====== SUPPLIED DATA ======
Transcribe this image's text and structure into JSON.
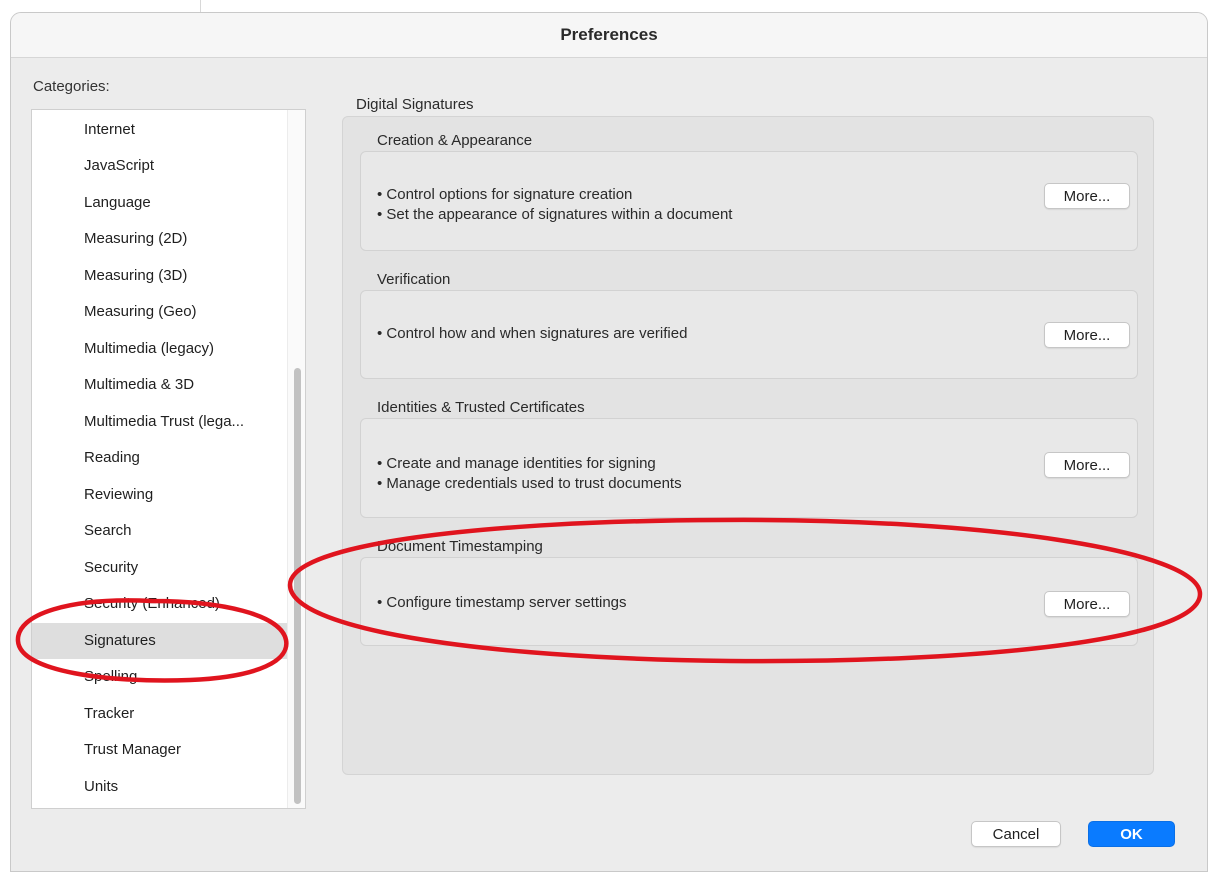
{
  "window": {
    "title": "Preferences"
  },
  "categories": {
    "label": "Categories:",
    "items": [
      "Internet",
      "JavaScript",
      "Language",
      "Measuring (2D)",
      "Measuring (3D)",
      "Measuring (Geo)",
      "Multimedia (legacy)",
      "Multimedia & 3D",
      "Multimedia Trust (lega...",
      "Reading",
      "Reviewing",
      "Search",
      "Security",
      "Security (Enhanced)",
      "Signatures",
      "Spelling",
      "Tracker",
      "Trust Manager",
      "Units"
    ],
    "selected": "Signatures"
  },
  "main": {
    "section_title": "Digital Signatures",
    "groups": [
      {
        "title": "Creation & Appearance",
        "bullets": [
          "• Control options for signature creation",
          "• Set the appearance of signatures within a document"
        ],
        "button": "More..."
      },
      {
        "title": "Verification",
        "bullets": [
          "• Control how and when signatures are verified"
        ],
        "button": "More..."
      },
      {
        "title": "Identities & Trusted Certificates",
        "bullets": [
          "• Create and manage identities for signing",
          "• Manage credentials used to trust documents"
        ],
        "button": "More..."
      },
      {
        "title": "Document Timestamping",
        "bullets": [
          "• Configure timestamp server settings"
        ],
        "button": "More..."
      }
    ]
  },
  "footer": {
    "cancel": "Cancel",
    "ok": "OK"
  },
  "colors": {
    "accent": "#0a7bff",
    "annotation": "#e0141e",
    "selection": "#dedede"
  }
}
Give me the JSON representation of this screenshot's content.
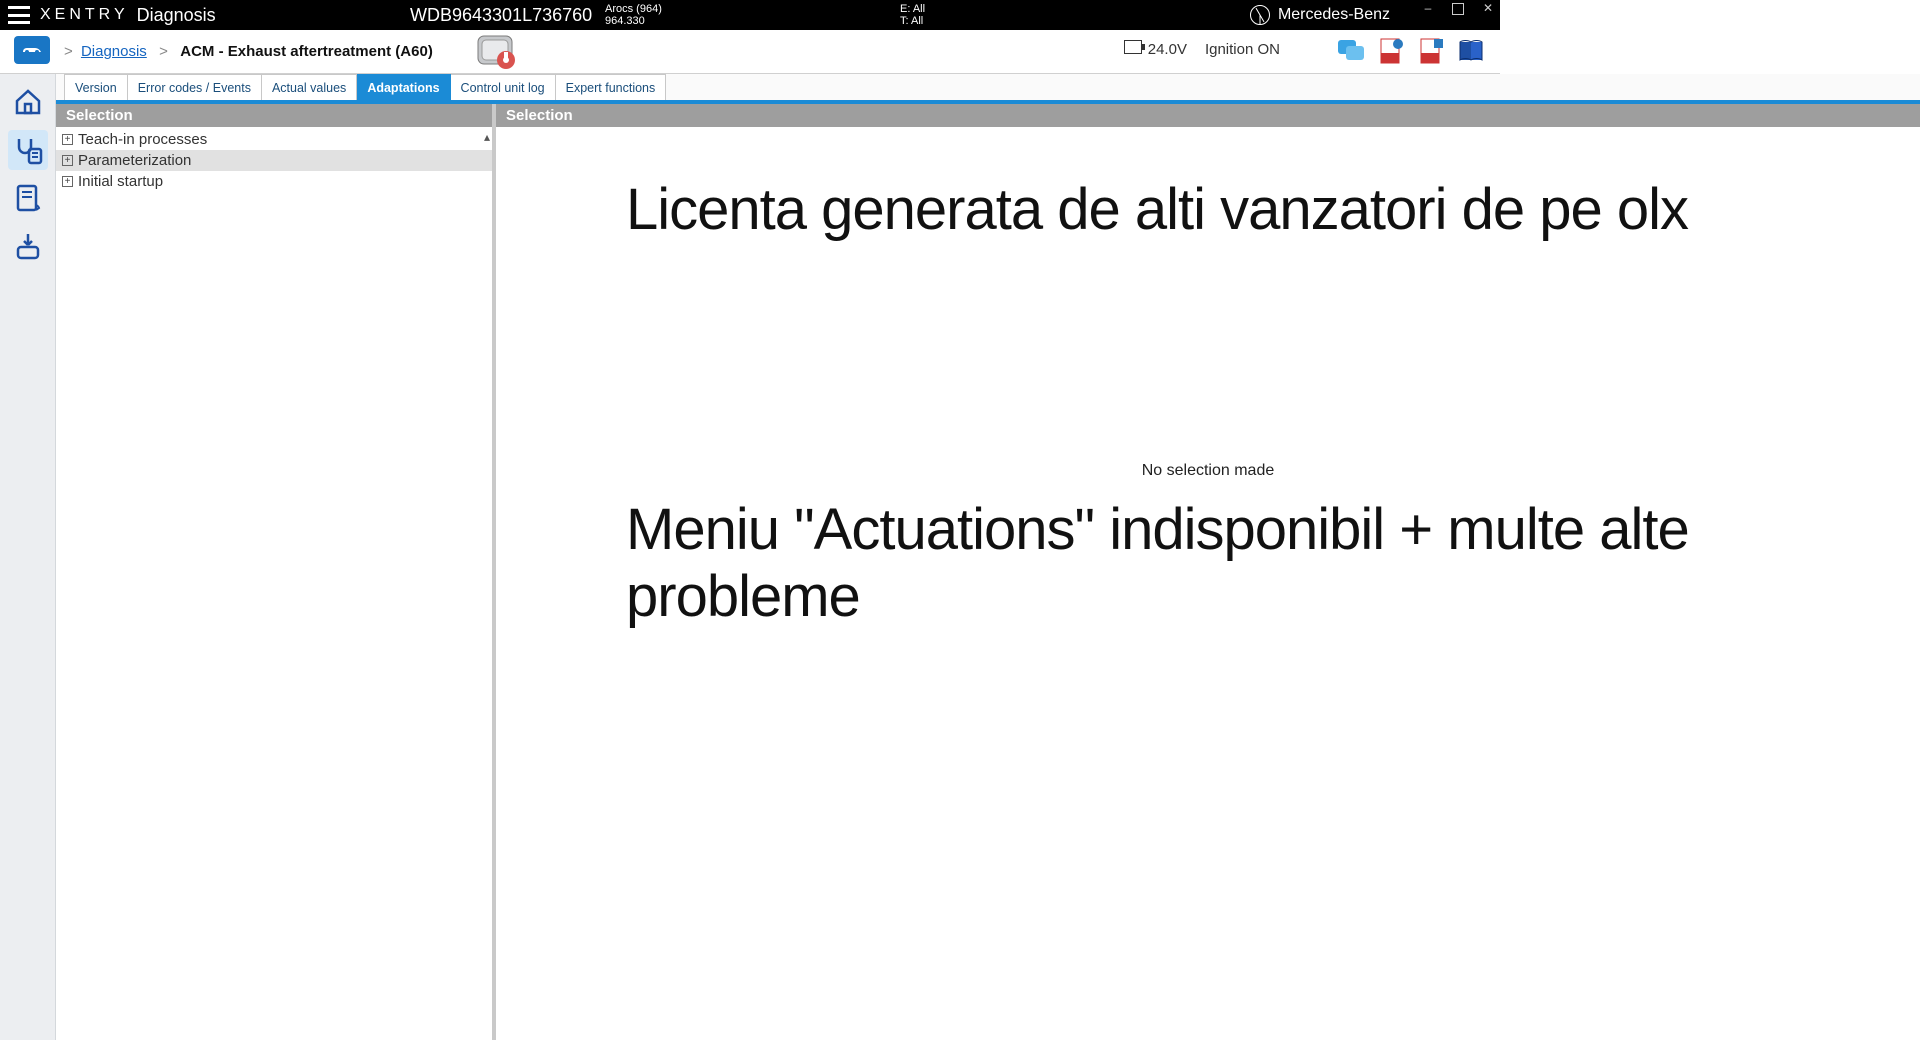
{
  "topbar": {
    "brand": "XENTRY",
    "sub": "Diagnosis",
    "vin": "WDB9643301L736760",
    "vehicle_line1": "Arocs (964)",
    "vehicle_line2": "964.330",
    "e_info": "E: All",
    "t_info": "T: All",
    "mb_brand": "Mercedes-Benz"
  },
  "crumbs": {
    "link": "Diagnosis",
    "current": "ACM - Exhaust aftertreatment (A60)"
  },
  "status": {
    "voltage": "24.0V",
    "ignition": "Ignition ON"
  },
  "tabs": [
    {
      "label": "Version",
      "active": false
    },
    {
      "label": "Error codes / Events",
      "active": false
    },
    {
      "label": "Actual values",
      "active": false
    },
    {
      "label": "Adaptations",
      "active": true
    },
    {
      "label": "Control unit log",
      "active": false
    },
    {
      "label": "Expert functions",
      "active": false
    }
  ],
  "left": {
    "header": "Selection",
    "items": [
      {
        "label": "Teach-in processes",
        "selected": false
      },
      {
        "label": "Parameterization",
        "selected": true
      },
      {
        "label": "Initial startup",
        "selected": false
      }
    ]
  },
  "right": {
    "header": "Selection",
    "no_selection": "No selection made",
    "overlay_top": "Licenta generata de alti vanzatori de pe olx",
    "overlay_bottom": "Meniu \"Actuations\" indisponibil + multe alte probleme"
  }
}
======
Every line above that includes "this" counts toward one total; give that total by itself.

** EXERCISE RESPONSE **
2